9. Posted Apr 2, 2020, 1:46 AM ET by samuel setters

STOP PICKING ON SONY

Why are you all hating on Sony?After all thats what MicroSoft did.Was sit back see what Sony had cooking in the oven wait a year or so then release there console.I personally think they deserve a taste of there own medicine.I think Sonys systems are better then MicroSofts.After all look at there release dates for there last crops Xbox came out way after Sonys.I have my hard earnd cash marked for my Ps3 just like last time when i sat in line 12 hours waiting for its realese.

10. Posted Apr 10, 2020, 9:54 PM ET by pppppbj23

What Ever Comes First.

I really feel a rush for the next generation consoles. I will buy what ever comes out first because i am tired of playing 2-bit games no having graphic weak games. I truly cannot wait for the Fall of 2020. Are You guys ready for the Next-Gen????

11. Posted Apr 14, 2020, 3:18 PM ET by Tony Elison

Sony may still have an edge

The notes are very informative and I think the reasoning and analysis is also excellent. The one thing I would point out is that I don't think Sony is necessarily delaying PS3 by stating that they believe in a long lifecycle for the PS2. My understanding is that PS3 is on its way for a 2020 launch and that much as PSOne continues to sell hardware and software after PS2's launch, Sony hopes that PS2 will also continue to "have legs."

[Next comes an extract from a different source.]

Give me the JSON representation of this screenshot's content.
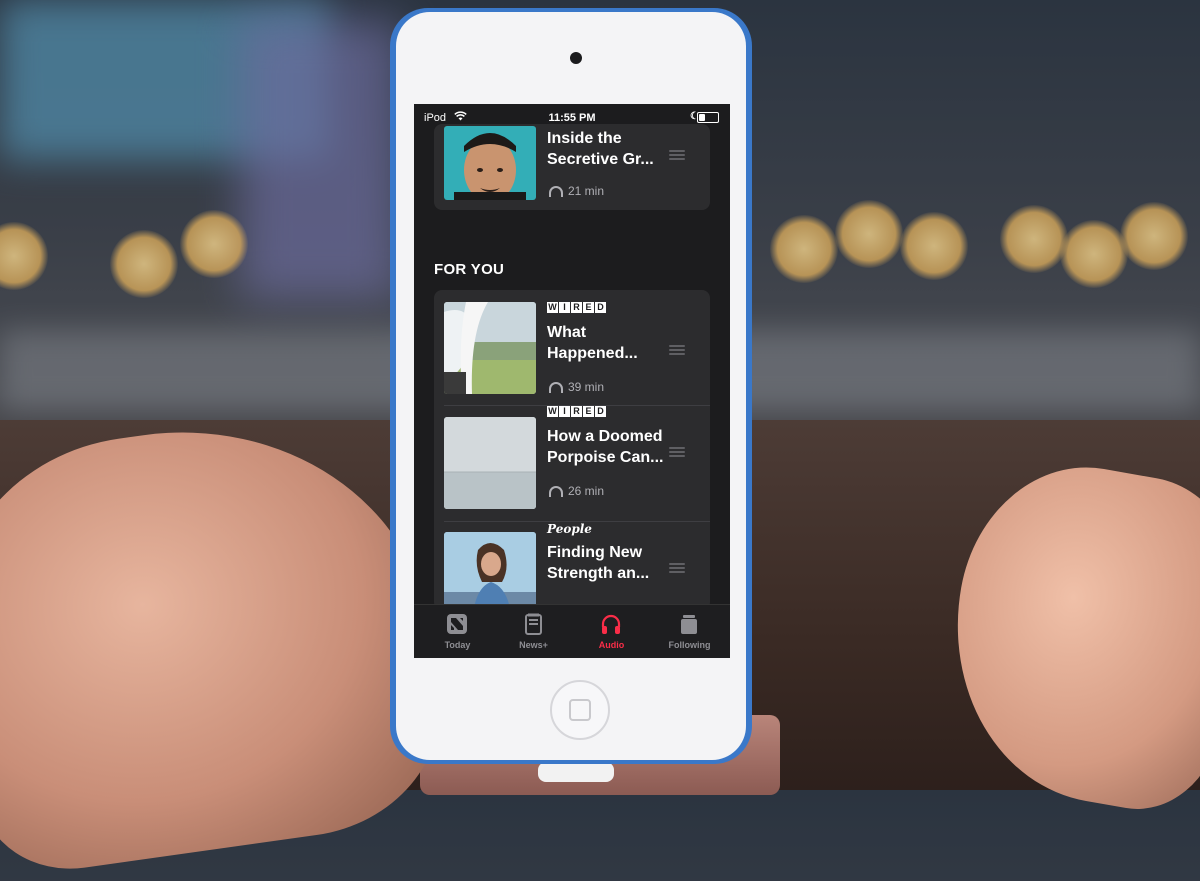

PS3 is reputed to be a family of products with "tiered options" to suit needs and budgets and I believe that this is a smart strategy to avoid being priced out of teenagers' wallets. Games will drive purchases of these devices, and here I think Sony has an edge unless MSFT wants to lose so much money that they subsidize many, many more exclusives. Power of incumbency and a 6x distribution edge does wonders for developer loyalty.

Even assuming XBox2 launches a full year before PS3, and XBox2 matches PS2's penetration rates, they'll have at the very most a 10mm unit lead on Sony. That will leave 60mm+ console owners up for grabs yet, and Sony's still the incumbent, so they have more than a fair shot at retaining their market dominance.

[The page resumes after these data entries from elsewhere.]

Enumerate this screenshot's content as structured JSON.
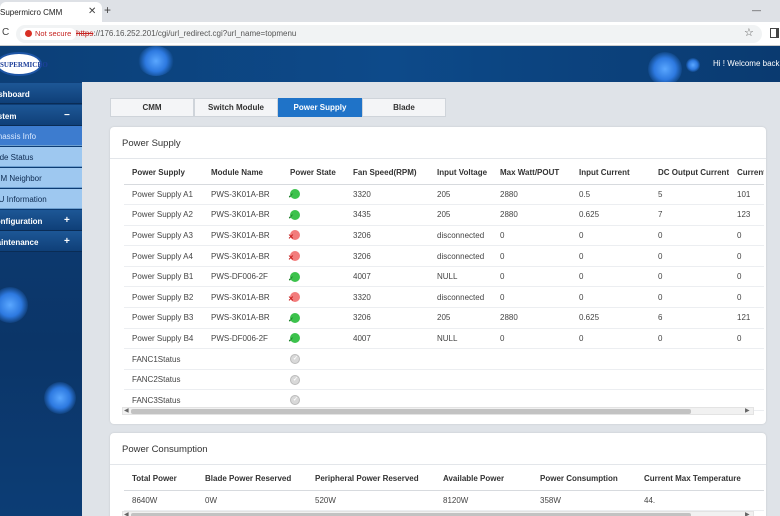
{
  "browser": {
    "tab_title": "Supermicro CMM",
    "not_secure_label": "Not secure",
    "url_protocol": "https",
    "url_rest": "://176.16.252.201/cgi/url_redirect.cgi?url_name=topmenu"
  },
  "header": {
    "logo_text": "SUPERMICRO",
    "welcome": "Hi ! Welcome back !"
  },
  "sidebar": {
    "items": [
      {
        "label": "Dashboard",
        "expander": ""
      },
      {
        "label": "System",
        "expander": "−"
      },
      {
        "label": "Chassis Info"
      },
      {
        "label": "Blade Status"
      },
      {
        "label": "CMM Neighbor"
      },
      {
        "label": "FRU Information"
      },
      {
        "label": "Configuration",
        "expander": "+"
      },
      {
        "label": "Maintenance",
        "expander": "+"
      }
    ]
  },
  "tabs": [
    "CMM",
    "Switch Module",
    "Power Supply",
    "Blade"
  ],
  "power_supply": {
    "title": "Power Supply",
    "columns": [
      "Power Supply",
      "Module Name",
      "Power State",
      "Fan Speed(RPM)",
      "Input Voltage",
      "Max Watt/POUT",
      "Input Current",
      "DC Output Current",
      "Current"
    ],
    "rows": [
      {
        "name": "Power Supply A1",
        "module": "PWS-3K01A-BR",
        "state": "on",
        "fan": "3320",
        "voltage": "205",
        "max_watt": "2880",
        "input_current": "0.5",
        "dc_output": "5",
        "current": "101"
      },
      {
        "name": "Power Supply A2",
        "module": "PWS-3K01A-BR",
        "state": "on",
        "fan": "3435",
        "voltage": "205",
        "max_watt": "2880",
        "input_current": "0.625",
        "dc_output": "7",
        "current": "123"
      },
      {
        "name": "Power Supply A3",
        "module": "PWS-3K01A-BR",
        "state": "off",
        "fan": "3206",
        "voltage": "disconnected",
        "max_watt": "0",
        "input_current": "0",
        "dc_output": "0",
        "current": "0"
      },
      {
        "name": "Power Supply A4",
        "module": "PWS-3K01A-BR",
        "state": "off",
        "fan": "3206",
        "voltage": "disconnected",
        "max_watt": "0",
        "input_current": "0",
        "dc_output": "0",
        "current": "0"
      },
      {
        "name": "Power Supply B1",
        "module": "PWS-DF006-2F",
        "state": "on",
        "fan": "4007",
        "voltage": "NULL",
        "max_watt": "0",
        "input_current": "0",
        "dc_output": "0",
        "current": "0"
      },
      {
        "name": "Power Supply B2",
        "module": "PWS-3K01A-BR",
        "state": "off",
        "fan": "3320",
        "voltage": "disconnected",
        "max_watt": "0",
        "input_current": "0",
        "dc_output": "0",
        "current": "0"
      },
      {
        "name": "Power Supply B3",
        "module": "PWS-3K01A-BR",
        "state": "on",
        "fan": "3206",
        "voltage": "205",
        "max_watt": "2880",
        "input_current": "0.625",
        "dc_output": "6",
        "current": "121"
      },
      {
        "name": "Power Supply B4",
        "module": "PWS-DF006-2F",
        "state": "on",
        "fan": "4007",
        "voltage": "NULL",
        "max_watt": "0",
        "input_current": "0",
        "dc_output": "0",
        "current": "0"
      },
      {
        "name": "FANC1Status",
        "module": "",
        "state": "na",
        "fan": "",
        "voltage": "",
        "max_watt": "",
        "input_current": "",
        "dc_output": "",
        "current": ""
      },
      {
        "name": "FANC2Status",
        "module": "",
        "state": "na",
        "fan": "",
        "voltage": "",
        "max_watt": "",
        "input_current": "",
        "dc_output": "",
        "current": ""
      },
      {
        "name": "FANC3Status",
        "module": "",
        "state": "na",
        "fan": "",
        "voltage": "",
        "max_watt": "",
        "input_current": "",
        "dc_output": "",
        "current": ""
      }
    ]
  },
  "power_consumption": {
    "title": "Power Consumption",
    "columns": [
      "Total Power",
      "Blade Power Reserved",
      "Peripheral Power Reserved",
      "Available Power",
      "Power Consumption",
      "Current Max Temperature"
    ],
    "values": [
      "8640W",
      "0W",
      "520W",
      "8120W",
      "358W",
      "44."
    ]
  },
  "colors": {
    "accent": "#1f73c8",
    "header": "#0d4a8a",
    "on": "#3cc24c",
    "off": "#f27c7c"
  }
}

12. Posted May 7, 2020, 4:57 PM ET by YESID

PS3 Xbox2

they look pretty sweet

13. Posted Dec 15, 2020, 3:11 PM ET by SilverMan

Nintendo will never be number one again but will remain in the video industry for a while because a company that was once number one and loses that spot never gains it back. I do not think that sony will gamble and release the PS3 after the XB2, who said that sony was going to do that???

For the XB to overtake sony in one generation is preposterous. The XB has not even really broken free from nintendo and is struggling with nintendo. Sony owns over seventy-percent of the gaming industry. Sony is has a huge game selection and an already established huge fan base.

Why do people so quickly jump on the XB's bandwagon so quickly? Is it because people like newer products better? I think that microsoft and XB fans need to shut their mouths until the next generation to see if microsoft has what it takes to win the console wars. XB got beat plain and simple by the PS2, so just face the fact and accept it. Geez.

You might also like - Disruptive Innovation In The Gaming Industry…

I am a sony fan and I will admit this: the XB was much more powerful than sony, but that is not enough to win a console war. Sony had a huge fan base, the largest selection of games, and killer third party support. How can people just automatically assume that the XB2 will be more powerful than the PS3. The PS2 may have been technically inferior but the PS3 will have incredible technology. Until then I commend Sony for winning their 2nd straight console championship.

You might also find the following post interesting - The Xbox One Year Later

Please keep your comments relevant to this blog entry: inappropriate or purely promotional comments may be removed. Email addresses are never displayed, but they are required to confirm your comments. To create a live link, simply type the URL (including http://) or email address and we will make it a live link for you. You can put up to 3 URLs in your comments. Line breaks and paragraphs are automatically converted — no need to use <p> or <br> tags.

Related Post: Holiday 2014: A Gaming Retrospective